EXERCISE PROMPT:
What is the number of lines in the data below that contain "rows"? Answer with that number and no other words.

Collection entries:
-----

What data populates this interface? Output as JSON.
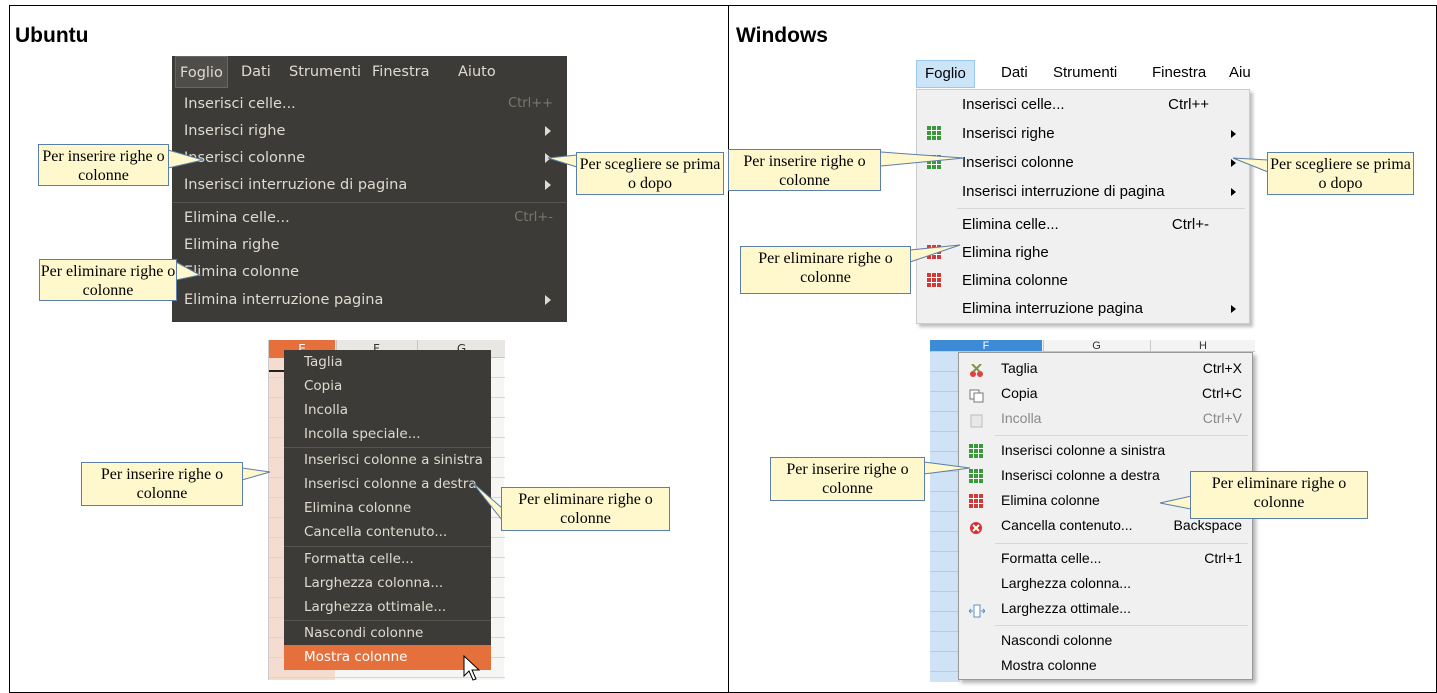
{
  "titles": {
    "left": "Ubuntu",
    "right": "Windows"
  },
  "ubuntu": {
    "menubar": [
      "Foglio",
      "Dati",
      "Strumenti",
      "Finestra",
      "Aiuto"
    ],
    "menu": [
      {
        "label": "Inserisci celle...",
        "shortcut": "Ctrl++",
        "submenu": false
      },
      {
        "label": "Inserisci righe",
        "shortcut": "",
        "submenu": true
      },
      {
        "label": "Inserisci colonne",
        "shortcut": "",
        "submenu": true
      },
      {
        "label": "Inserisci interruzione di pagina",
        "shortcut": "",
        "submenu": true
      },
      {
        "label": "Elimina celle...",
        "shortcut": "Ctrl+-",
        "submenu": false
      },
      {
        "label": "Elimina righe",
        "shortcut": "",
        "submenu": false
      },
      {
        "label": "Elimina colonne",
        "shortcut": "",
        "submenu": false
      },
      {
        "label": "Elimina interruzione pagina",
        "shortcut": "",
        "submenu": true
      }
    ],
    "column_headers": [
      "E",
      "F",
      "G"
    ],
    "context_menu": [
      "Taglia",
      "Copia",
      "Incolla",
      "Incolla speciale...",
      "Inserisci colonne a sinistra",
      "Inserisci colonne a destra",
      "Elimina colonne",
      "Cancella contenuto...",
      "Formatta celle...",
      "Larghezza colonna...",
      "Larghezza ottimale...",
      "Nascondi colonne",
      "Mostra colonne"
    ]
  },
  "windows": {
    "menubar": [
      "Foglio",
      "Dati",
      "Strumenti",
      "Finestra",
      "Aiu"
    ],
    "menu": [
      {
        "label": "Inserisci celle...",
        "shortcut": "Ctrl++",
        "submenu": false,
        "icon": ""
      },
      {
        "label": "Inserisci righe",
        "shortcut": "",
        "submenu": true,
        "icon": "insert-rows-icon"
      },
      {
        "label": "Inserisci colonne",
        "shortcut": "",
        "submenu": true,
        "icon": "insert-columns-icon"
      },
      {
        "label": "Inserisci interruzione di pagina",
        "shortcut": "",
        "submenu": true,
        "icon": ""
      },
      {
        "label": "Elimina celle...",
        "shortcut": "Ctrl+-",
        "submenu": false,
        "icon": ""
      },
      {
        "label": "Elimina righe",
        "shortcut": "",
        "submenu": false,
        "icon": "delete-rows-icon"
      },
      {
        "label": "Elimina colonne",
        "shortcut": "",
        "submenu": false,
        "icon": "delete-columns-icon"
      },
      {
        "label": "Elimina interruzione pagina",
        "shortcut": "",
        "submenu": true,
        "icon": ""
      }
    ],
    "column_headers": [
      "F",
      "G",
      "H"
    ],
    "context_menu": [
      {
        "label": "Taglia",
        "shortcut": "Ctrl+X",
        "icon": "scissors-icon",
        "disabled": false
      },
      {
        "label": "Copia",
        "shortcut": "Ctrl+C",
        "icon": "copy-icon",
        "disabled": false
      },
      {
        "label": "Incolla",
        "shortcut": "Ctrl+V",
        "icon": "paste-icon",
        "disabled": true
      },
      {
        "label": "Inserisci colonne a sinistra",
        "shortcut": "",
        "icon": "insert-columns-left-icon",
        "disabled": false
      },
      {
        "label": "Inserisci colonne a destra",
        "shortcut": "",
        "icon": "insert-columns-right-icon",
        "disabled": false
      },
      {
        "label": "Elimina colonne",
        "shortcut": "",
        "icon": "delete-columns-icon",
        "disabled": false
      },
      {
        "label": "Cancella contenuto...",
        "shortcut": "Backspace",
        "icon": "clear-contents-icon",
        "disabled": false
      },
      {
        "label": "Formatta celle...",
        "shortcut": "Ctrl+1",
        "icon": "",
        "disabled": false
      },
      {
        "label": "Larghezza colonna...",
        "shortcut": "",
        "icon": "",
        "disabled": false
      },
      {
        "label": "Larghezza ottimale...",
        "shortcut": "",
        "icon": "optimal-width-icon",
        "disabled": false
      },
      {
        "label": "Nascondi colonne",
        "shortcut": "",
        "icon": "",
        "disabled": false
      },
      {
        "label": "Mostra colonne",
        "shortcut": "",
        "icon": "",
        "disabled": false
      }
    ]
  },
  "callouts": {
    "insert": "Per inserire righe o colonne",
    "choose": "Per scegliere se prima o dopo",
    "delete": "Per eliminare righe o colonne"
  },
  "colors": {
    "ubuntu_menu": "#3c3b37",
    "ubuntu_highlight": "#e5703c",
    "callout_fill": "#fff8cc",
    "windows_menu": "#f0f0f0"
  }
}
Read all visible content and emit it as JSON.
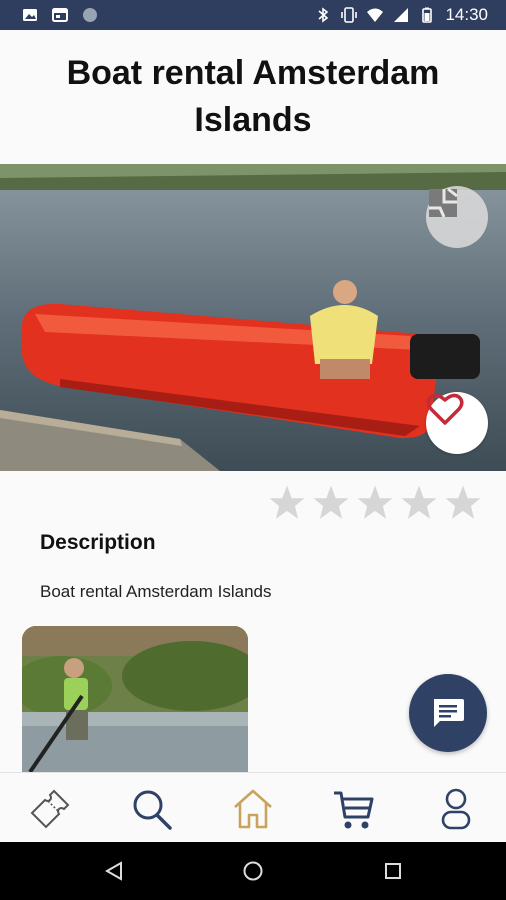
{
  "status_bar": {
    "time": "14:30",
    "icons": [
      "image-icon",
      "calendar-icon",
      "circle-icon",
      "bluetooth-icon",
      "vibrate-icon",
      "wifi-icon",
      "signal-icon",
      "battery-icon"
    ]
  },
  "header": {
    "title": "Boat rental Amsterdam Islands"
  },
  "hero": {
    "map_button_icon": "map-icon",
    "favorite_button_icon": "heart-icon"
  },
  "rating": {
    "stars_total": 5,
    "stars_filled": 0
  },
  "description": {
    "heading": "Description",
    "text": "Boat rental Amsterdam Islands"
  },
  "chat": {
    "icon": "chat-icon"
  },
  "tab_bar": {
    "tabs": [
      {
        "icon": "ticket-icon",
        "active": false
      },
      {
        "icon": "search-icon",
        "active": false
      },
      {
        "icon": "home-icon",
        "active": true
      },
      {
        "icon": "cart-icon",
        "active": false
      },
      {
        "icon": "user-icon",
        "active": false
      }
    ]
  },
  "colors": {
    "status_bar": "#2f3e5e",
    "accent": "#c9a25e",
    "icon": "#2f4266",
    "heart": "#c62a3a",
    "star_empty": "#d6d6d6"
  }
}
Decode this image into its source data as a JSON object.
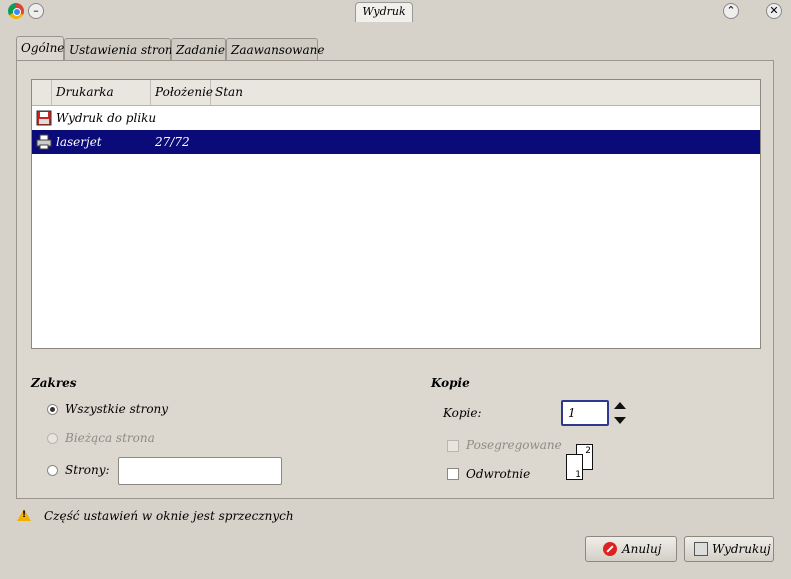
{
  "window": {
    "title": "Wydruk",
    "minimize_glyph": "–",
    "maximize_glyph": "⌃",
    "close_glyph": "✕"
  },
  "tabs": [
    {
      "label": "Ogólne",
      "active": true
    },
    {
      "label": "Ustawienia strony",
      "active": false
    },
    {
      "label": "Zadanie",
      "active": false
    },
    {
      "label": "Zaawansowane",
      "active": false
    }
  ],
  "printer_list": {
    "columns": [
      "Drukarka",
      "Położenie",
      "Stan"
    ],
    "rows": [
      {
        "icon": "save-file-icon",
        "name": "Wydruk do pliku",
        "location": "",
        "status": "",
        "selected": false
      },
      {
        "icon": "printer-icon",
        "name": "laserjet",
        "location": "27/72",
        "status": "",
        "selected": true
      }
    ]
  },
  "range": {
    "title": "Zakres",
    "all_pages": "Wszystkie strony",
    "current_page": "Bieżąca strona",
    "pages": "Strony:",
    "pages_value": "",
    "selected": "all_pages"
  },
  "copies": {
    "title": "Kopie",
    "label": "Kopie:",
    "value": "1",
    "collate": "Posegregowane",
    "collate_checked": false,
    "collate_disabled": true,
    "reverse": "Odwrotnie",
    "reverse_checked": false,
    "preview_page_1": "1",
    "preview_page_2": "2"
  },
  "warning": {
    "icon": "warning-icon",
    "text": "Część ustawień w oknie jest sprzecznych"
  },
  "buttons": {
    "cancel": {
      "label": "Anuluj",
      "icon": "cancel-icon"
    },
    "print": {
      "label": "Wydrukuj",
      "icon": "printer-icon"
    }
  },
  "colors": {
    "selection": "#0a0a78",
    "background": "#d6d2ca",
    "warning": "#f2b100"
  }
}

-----

TASK RESPONSE:
3